[[ SOURCE DATA open ]]
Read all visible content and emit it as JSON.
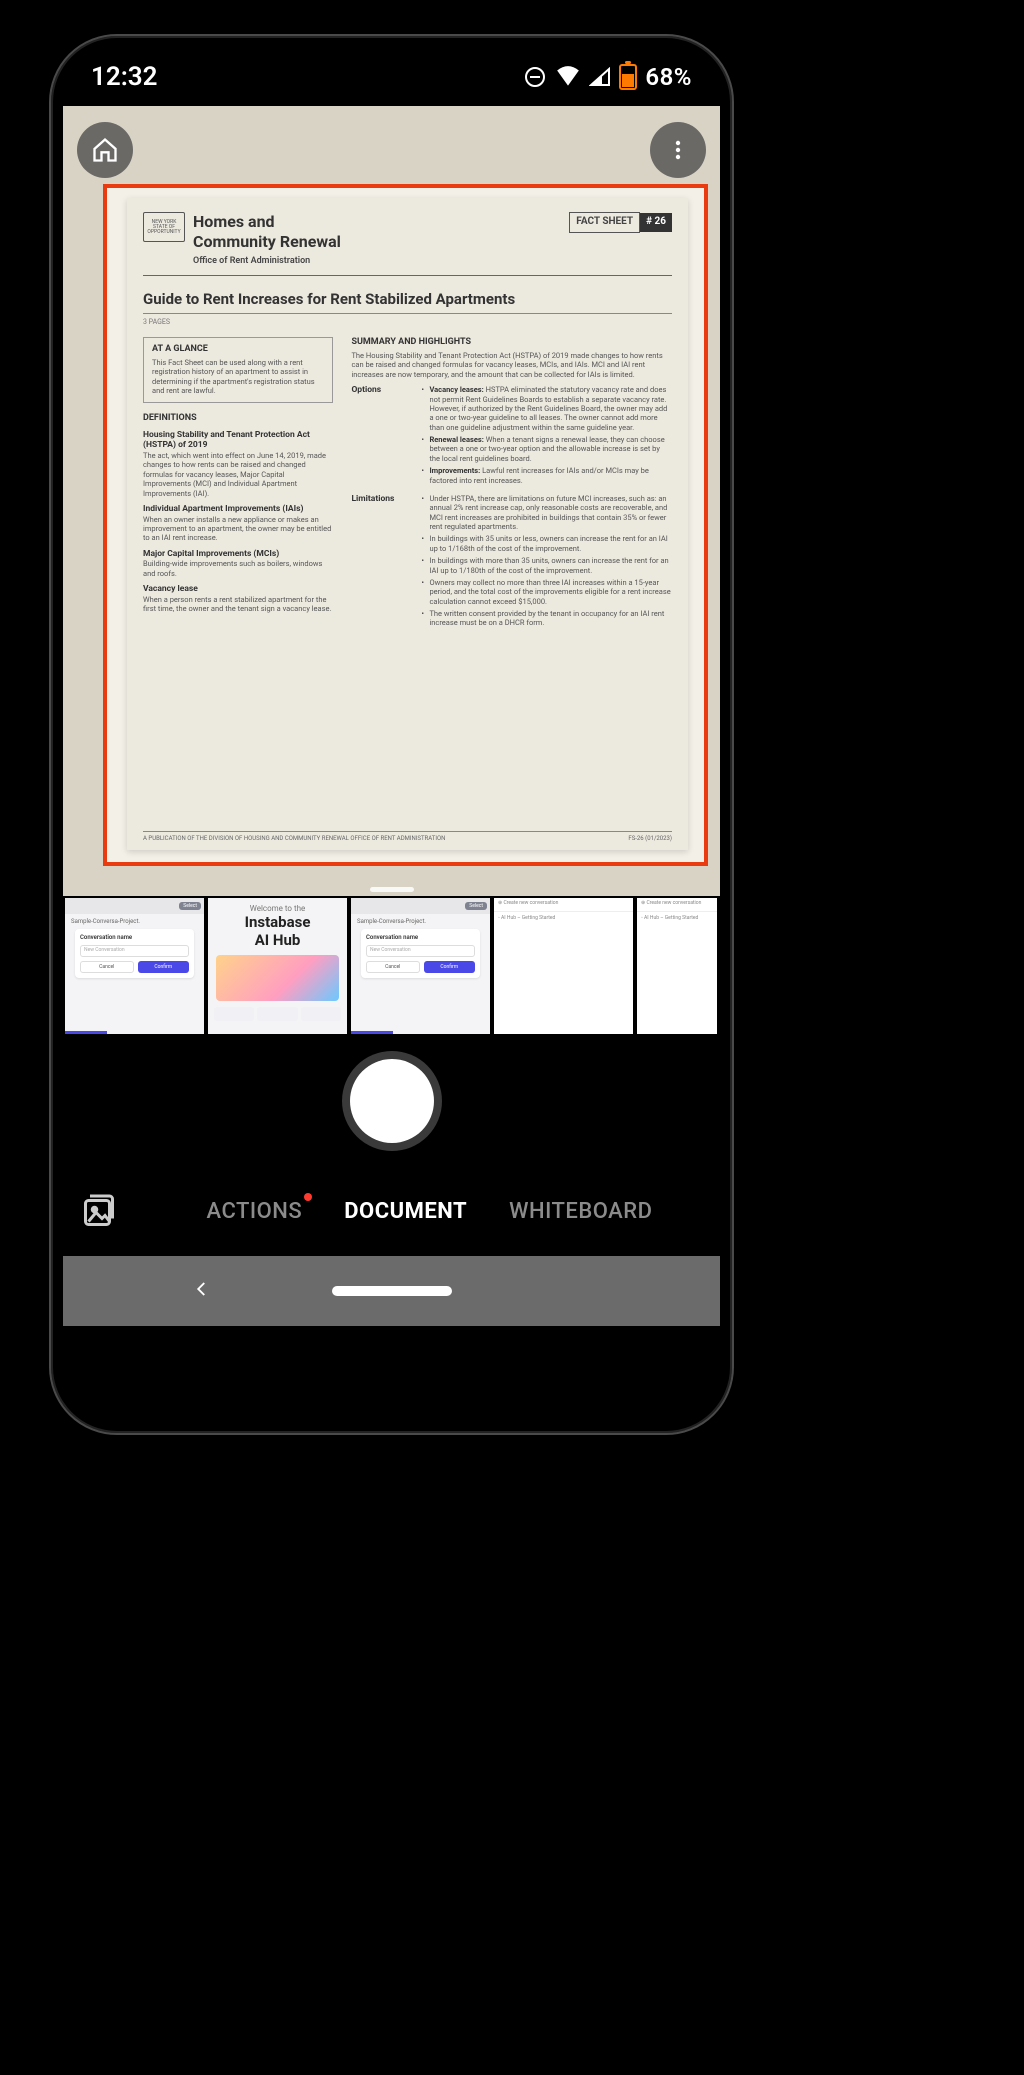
{
  "status_bar": {
    "time": "12:32",
    "battery_pct": "68%"
  },
  "document": {
    "ny_state": "NEW YORK STATE OF OPPORTUNITY",
    "agency_line1": "Homes and",
    "agency_line2": "Community Renewal",
    "office": "Office of Rent Administration",
    "factsheet_label": "FACT SHEET",
    "factsheet_num": "# 26",
    "title": "Guide to Rent Increases for Rent Stabilized Apartments",
    "pages": "3 PAGES",
    "at_a_glance_head": "AT A GLANCE",
    "at_a_glance_body": "This Fact Sheet can be used along with a rent registration history of an apartment to assist in determining if the apartment's registration status and rent are lawful.",
    "definitions_head": "DEFINITIONS",
    "def_hstpa_term": "Housing Stability and Tenant Protection Act (HSTPA) of 2019",
    "def_hstpa_body": "The act, which went into effect on June 14, 2019, made changes to how rents can be raised and changed formulas for vacancy leases, Major Capital Improvements (MCI) and Individual Apartment Improvements (IAI).",
    "def_iai_term": "Individual Apartment Improvements (IAIs)",
    "def_iai_body": "When an owner installs a new appliance or makes an improvement to an apartment, the owner may be entitled to an IAI rent increase.",
    "def_mci_term": "Major Capital Improvements (MCIs)",
    "def_mci_body": "Building-wide improvements such as boilers, windows and roofs.",
    "def_vac_term": "Vacancy lease",
    "def_vac_body": "When a person rents a rent stabilized apartment for the first time, the owner and the tenant sign a vacancy lease.",
    "summary_head": "SUMMARY AND HIGHLIGHTS",
    "summary_body": "The Housing Stability and Tenant Protection Act (HSTPA) of 2019 made changes to how rents can be raised and changed formulas for vacancy leases, MCIs, and IAIs. MCI and IAI rent increases are now temporary, and the amount that can be collected for IAIs is limited.",
    "options_label": "Options",
    "limitations_label": "Limitations",
    "opt_vacancy_head": "Vacancy leases:",
    "opt_vacancy_body": "HSTPA eliminated the statutory vacancy rate and does not permit Rent Guidelines Boards to establish a separate vacancy rate. However, if authorized by the Rent Guidelines Board, the owner may add a one or two-year guideline to all leases. The owner cannot add more than one guideline adjustment within the same guideline year.",
    "opt_renewal_head": "Renewal leases:",
    "opt_renewal_body": "When a tenant signs a renewal lease, they can choose between a one or two-year option and the allowable increase is set by the local rent guidelines board.",
    "opt_improve_head": "Improvements:",
    "opt_improve_body": "Lawful rent increases for IAIs and/or MCIs may be factored into rent increases.",
    "lim_1": "Under HSTPA, there are limitations on future MCI increases, such as: an annual 2% rent increase cap, only reasonable costs are recoverable, and MCI rent increases are prohibited in buildings that contain 35% or fewer rent regulated apartments.",
    "lim_2": "In buildings with 35 units or less, owners can increase the rent for an IAI up to 1/168th of the cost of the improvement.",
    "lim_3": "In buildings with more than 35 units, owners can increase the rent for an IAI up to 1/180th of the cost of the improvement.",
    "lim_4": "Owners may collect no more than three IAI increases within a 15-year period, and the total cost of the improvements eligible for a rent increase calculation cannot exceed $15,000.",
    "lim_5": "The written consent provided by the tenant in occupancy for an IAI rent increase must be on a DHCR form.",
    "footer_left": "A PUBLICATION OF THE DIVISION OF HOUSING AND COMMUNITY RENEWAL OFFICE OF RENT ADMINISTRATION",
    "footer_right": "FS-26 (01/2023)"
  },
  "thumbs": {
    "conv_top_pill": "Select",
    "create_text": "Create new conversation",
    "project_label": "Sample-Conversa-Project.",
    "conv_name_label": "Conversation name",
    "conv_input_ph": "New Conversation",
    "cancel": "Cancel",
    "confirm": "Confirm",
    "welcome_small": "Welcome to the",
    "welcome_brand1": "Instabase",
    "welcome_brand2": "AI Hub",
    "blank_title": "AI Hub – Getting Started",
    "blank_create": "Create new conversation"
  },
  "modes": {
    "actions": "ACTIONS",
    "document": "DOCUMENT",
    "whiteboard": "WHITEBOARD"
  }
}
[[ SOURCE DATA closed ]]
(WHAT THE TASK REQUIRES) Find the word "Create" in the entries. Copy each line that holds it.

(EXPECTED ANSWER)
    "create_text": "Create new conversation",
    "blank_create": "Create new conversation"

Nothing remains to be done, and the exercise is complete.